The use of climate model data to assess the stability of Carbon stocks in the Bolivian Amazon


Dynamical downscaling of climate scenarios using the Hadley Centre PRECIS model requires forcing data to run. Downscaled data are used as input for impact models and assessments on biodiversity and carbon stocks.


Delivery of 4D climate data to be used as forcing data for dynamical downscaling of climate scenarios using the Hadley Centre PRECIS model. Data should be in a PRECIS compatible format and should be delivered on hard disks due to volume of the data. Many more researchers / institutes worldwide, most in developing countries, are using PRECIS.


user/climate scientist: Christian Seiler, from Fundación Amigos de la Naturaleza (FAN), a nature conservation NGO in Bolivia.

Data needs

  • Needed are 4D forcing data in a format specific to PRECIS. Boundary condition data are supplied on an IDE hard drive of roughly 230GB (or possible a DLT tape). Currently only a selection of GCM runs are available as boundary conditions, mostly from HadAM3, HadCM3, ECHAM4/5, and the re-analyses projects of NCEP and ECMWF. Using forcing data from other GCMs is currently not available due to conversion issues.
  • Needed are 3D data (2D +time) of observed or analysed fields for 20th century for validation and bias-corrections.
  • Typical meteorological variables for climate impact studies include minimum, maximum and mean air temperature, precipitation, relative humidity, windspeed, incoming solar radiation, evapotranspiration and runoff. Variables should be presented as daily values and 30-year monthly means.

Typical course of events

User decides:

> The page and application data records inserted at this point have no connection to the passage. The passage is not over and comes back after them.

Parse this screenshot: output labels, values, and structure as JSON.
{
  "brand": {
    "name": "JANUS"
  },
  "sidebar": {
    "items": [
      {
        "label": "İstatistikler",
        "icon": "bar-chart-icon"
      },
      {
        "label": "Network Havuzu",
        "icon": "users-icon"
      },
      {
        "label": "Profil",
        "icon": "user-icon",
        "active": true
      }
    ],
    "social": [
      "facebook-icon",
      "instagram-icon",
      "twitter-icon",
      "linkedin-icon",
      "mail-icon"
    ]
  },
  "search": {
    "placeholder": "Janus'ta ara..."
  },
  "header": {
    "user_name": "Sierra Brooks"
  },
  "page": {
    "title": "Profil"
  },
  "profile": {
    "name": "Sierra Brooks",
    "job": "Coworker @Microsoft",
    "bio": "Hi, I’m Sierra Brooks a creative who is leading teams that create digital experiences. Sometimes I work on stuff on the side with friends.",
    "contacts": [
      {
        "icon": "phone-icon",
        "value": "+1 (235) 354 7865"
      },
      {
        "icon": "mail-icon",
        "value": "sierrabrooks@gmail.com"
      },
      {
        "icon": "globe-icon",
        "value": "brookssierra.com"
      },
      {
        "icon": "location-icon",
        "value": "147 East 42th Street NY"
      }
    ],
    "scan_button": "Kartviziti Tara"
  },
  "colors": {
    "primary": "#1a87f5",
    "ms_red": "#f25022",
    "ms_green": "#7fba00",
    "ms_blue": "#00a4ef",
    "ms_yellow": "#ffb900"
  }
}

  • which experiment she would like data for (i.e. ERA40, control, A2),
  • whether she desires punctual or spatial data,
  • which input parameters she needs for her model,
  • what time resolution the input data should have,
  • what physical unit the data should have,
  • what format the data should be in (e.g. PRECIS and GrADS compatible formats).

Provider then:

  • extracts the requested data from the model output, using Hadley-Centre-specific .pp-scripts,
  • converts the data to desired format
  • passes data to user.

Requested flexibility

  • To deal with the wide range of user’s expectations we provide 30-year monthly mean data of the meteorological variables mentioned above, choosing the grid format of ArcGIS (commonly used by ecologists for mapping). However, experience shows that this is insufficient and ArcGIS inappropriate tool for temporal analysis
  • We therefore want to train users to use GrADS and provide them free access to daily data.

Alternative course of events

Many input models require daily data and information on climatic indices (e.g. consecutive dry days). To reduce the work of the provider we have passed all crude model outputs and installed PRECIS for the user. PRECIS includes a Hadley-centre specific analysis tool for .pp-files (optional output next to NetCDF). This gives the user total freedom on data manipulation and analysis.

References for the Use Case

  • Jones, R.G., Noguer, M., Hassell, D.C., Hudson, D., Wilson, S.S., Jenkins, G.J. and Mitchell, J.F.B. (2004) Generating high resolution climate change scenarios using PRECIS, Met Office Hadley Centre, Exeter, UK, 40pp.
  • Christian Seiler (2009) Implementation and validation of a Regional Climate Model for Bolivia. Fundación Amigos de la Naturaleza (FAN-Bolivia).


The ENES3 project has received funding from the European Union's Horizon 2020 research and innovation programme under grant agreement No 824084.